The more mundane explanation, mentioned in smaller letters by Marca,, was that quite a few players in the Chelsea side either speak Spanish or have had La Liga experience - and that with Portuguese hanging around too, the lingua franca has often been something other than Shakespeare's tongue.
Asier Del Horno has also become the first Spanish player to win the Premier League title - at least having played for a whole season (Reyes managed it in 2004, but he joined Arsenal half-way through), and Jordi Cruyff (Man Utd) doesn't count. He's half-Dutch, and anyway, he was brought up in Catalonia, and they've just declared themselves a nation.
Come to think of it, Andalucia did the same last week too, so that counts Reyes out as well. And Del Horno's a Basque...erm, perhaps we'd better stop there.
The other good news for Spain, or what's left of it, is that Xavi came on for the last ten minutes of Barcelona's game at home to Cádiz on Saturday night. He's missed thirty-one games since he was injured back in December, and it's a great credit to Rijkaard that the team has hardly missed him. Indeed, Iniesta has grown enormously in his absence, and we appear to be on the verge of seeing another great player emerge from the ranks. How many more do the club need?
And to mention Stamford Bridge again, whilst England were mourning the potential loss of Wayne Rooney from their World Cup squad, the return of Xavi only goes to confirm the luxuries that Luis Aragones possesses for June, at least in the middle of the park.
Xabi Alonso, Cesc, Reyes and Xavi, a foursome which has permitted the manager to exclude Real Madrid's Guti from the squad. Guti has his detractors, but the criticisms are usually aimed at the player's personality and his unfortunate tendency to say daft things to the press at least once a month.
In footballing terms, it would be difficult to think of many managers around the globe who wouldn't jump at the chance of having him in their squad. But he's not going to Germany.
Indeed, in Guti's club, at the centre of the beating heart of the Spanish nation, all has not been well this week.
Antonio Banderas, long-time supporter of the club, accused them of being the 'Titanic' this week, sailing over the waves in the guise of a luxury liner, but fatally holed beneath the water-line.
Not a bad metaphor, as it turned out, especially given the week's events when Florentino Pérez' lackey, Fernando Martín, was given the shove after failing to garner even a minimum of confidence votes in an extraordinary meeting in midweek. It seems that several people were unamused by Martín's over-confident manner, and his various empty declarations, one of which was to promise the naming of a new manager in ten days...about 25 days ago.
Not only was this seen as risible, it was also seen as a mark of disrespect to poor López Caro, at least trying his best to do a decent job from the bench since Luxemburgo's departure.
Then, to set fire to the engine rooms, Zidane announced that he intended to hang up his boots at the end of the season, and that he would not be taking out the option of another year at the Bernabéu. Seems he's tired of the circus, although he didn't quite put it like that. He just said that he didn't want to suffer another year of 'failed objectives'.

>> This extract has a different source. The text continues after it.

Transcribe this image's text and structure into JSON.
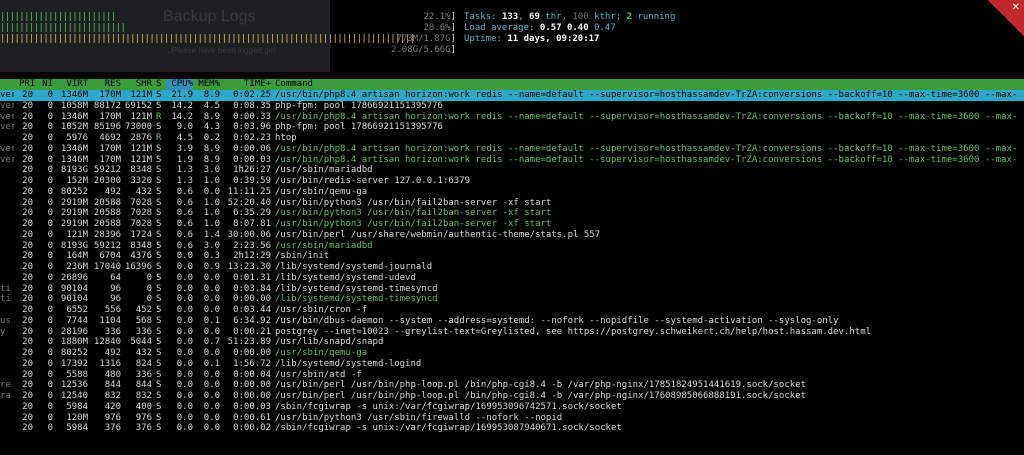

At least Madrid won at Osasuna, in a game that had been building up nicely all week due to various arguments that the home players wanted to sort out with Roberto Carlos, after his tackle on Valdo earlier in the season.
Valencia stayed in second place after thrashing Alavés 3-0, but Barcelona only need one more point to make the title theirs. They visit Celta in midweek, there being a whole programme on Wednesday night to get the league finished by May 14 - FIFA's maximum date for domestic competition this season.
But the way Celta are playing at the moment, in with an outside chance of Champions qualification themselves, we may have to wait a little longer yet.